What is being asked
Set down each line of the records once more, precisely, and omit the pictures.

Supplied records
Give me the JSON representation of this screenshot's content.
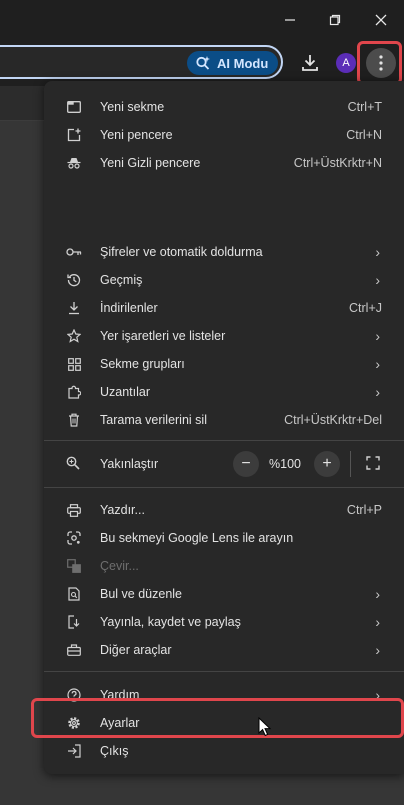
{
  "window": {
    "minimize_icon": "minimize-icon",
    "restore_icon": "restore-icon",
    "close_icon": "close-icon"
  },
  "toolbar": {
    "ai_mode_label": "AI Modu",
    "avatar_letter": "A",
    "accent_color": "#0b4d87",
    "highlight_color": "#e0464c"
  },
  "menu": {
    "new_tab": {
      "label": "Yeni sekme",
      "shortcut": "Ctrl+T"
    },
    "new_window": {
      "label": "Yeni pencere",
      "shortcut": "Ctrl+N"
    },
    "new_incognito": {
      "label": "Yeni Gizli pencere",
      "shortcut": "Ctrl+ÜstKrktr+N"
    },
    "passwords": {
      "label": "Şifreler ve otomatik doldurma"
    },
    "history": {
      "label": "Geçmiş"
    },
    "downloads": {
      "label": "İndirilenler",
      "shortcut": "Ctrl+J"
    },
    "bookmarks": {
      "label": "Yer işaretleri ve listeler"
    },
    "tab_groups": {
      "label": "Sekme grupları"
    },
    "extensions": {
      "label": "Uzantılar"
    },
    "clear_data": {
      "label": "Tarama verilerini sil",
      "shortcut": "Ctrl+ÜstKrktr+Del"
    },
    "zoom": {
      "label": "Yakınlaştır",
      "value": "%100",
      "minus": "−",
      "plus": "+"
    },
    "print": {
      "label": "Yazdır...",
      "shortcut": "Ctrl+P"
    },
    "lens": {
      "label": "Bu sekmeyi Google Lens ile arayın"
    },
    "translate": {
      "label": "Çevir..."
    },
    "find_edit": {
      "label": "Bul ve düzenle"
    },
    "cast_save_share": {
      "label": "Yayınla, kaydet ve paylaş"
    },
    "more_tools": {
      "label": "Diğer araçlar"
    },
    "help": {
      "label": "Yardım"
    },
    "settings": {
      "label": "Ayarlar"
    },
    "exit": {
      "label": "Çıkış"
    }
  }
}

Result for this task
Give me the JSON representation of this screenshot's content.
{
  "window": {
    "minimize_icon": "minimize-icon",
    "restore_icon": "restore-icon",
    "close_icon": "close-icon"
  },
  "toolbar": {
    "ai_mode_label": "AI Modu",
    "avatar_letter": "A",
    "accent_color": "#0b4d87",
    "highlight_color": "#e0464c"
  },
  "menu": {
    "new_tab": {
      "label": "Yeni sekme",
      "shortcut": "Ctrl+T"
    },
    "new_window": {
      "label": "Yeni pencere",
      "shortcut": "Ctrl+N"
    },
    "new_incognito": {
      "label": "Yeni Gizli pencere",
      "shortcut": "Ctrl+ÜstKrktr+N"
    },
    "passwords": {
      "label": "Şifreler ve otomatik doldurma"
    },
    "history": {
      "label": "Geçmiş"
    },
    "downloads": {
      "label": "İndirilenler",
      "shortcut": "Ctrl+J"
    },
    "bookmarks": {
      "label": "Yer işaretleri ve listeler"
    },
    "tab_groups": {
      "label": "Sekme grupları"
    },
    "extensions": {
      "label": "Uzantılar"
    },
    "clear_data": {
      "label": "Tarama verilerini sil",
      "shortcut": "Ctrl+ÜstKrktr+Del"
    },
    "zoom": {
      "label": "Yakınlaştır",
      "value": "%100",
      "minus": "−",
      "plus": "+"
    },
    "print": {
      "label": "Yazdır...",
      "shortcut": "Ctrl+P"
    },
    "lens": {
      "label": "Bu sekmeyi Google Lens ile arayın"
    },
    "translate": {
      "label": "Çevir..."
    },
    "find_edit": {
      "label": "Bul ve düzenle"
    },
    "cast_save_share": {
      "label": "Yayınla, kaydet ve paylaş"
    },
    "more_tools": {
      "label": "Diğer araçlar"
    },
    "help": {
      "label": "Yardım"
    },
    "settings": {
      "label": "Ayarlar"
    },
    "exit": {
      "label": "Çıkış"
    }
  }
}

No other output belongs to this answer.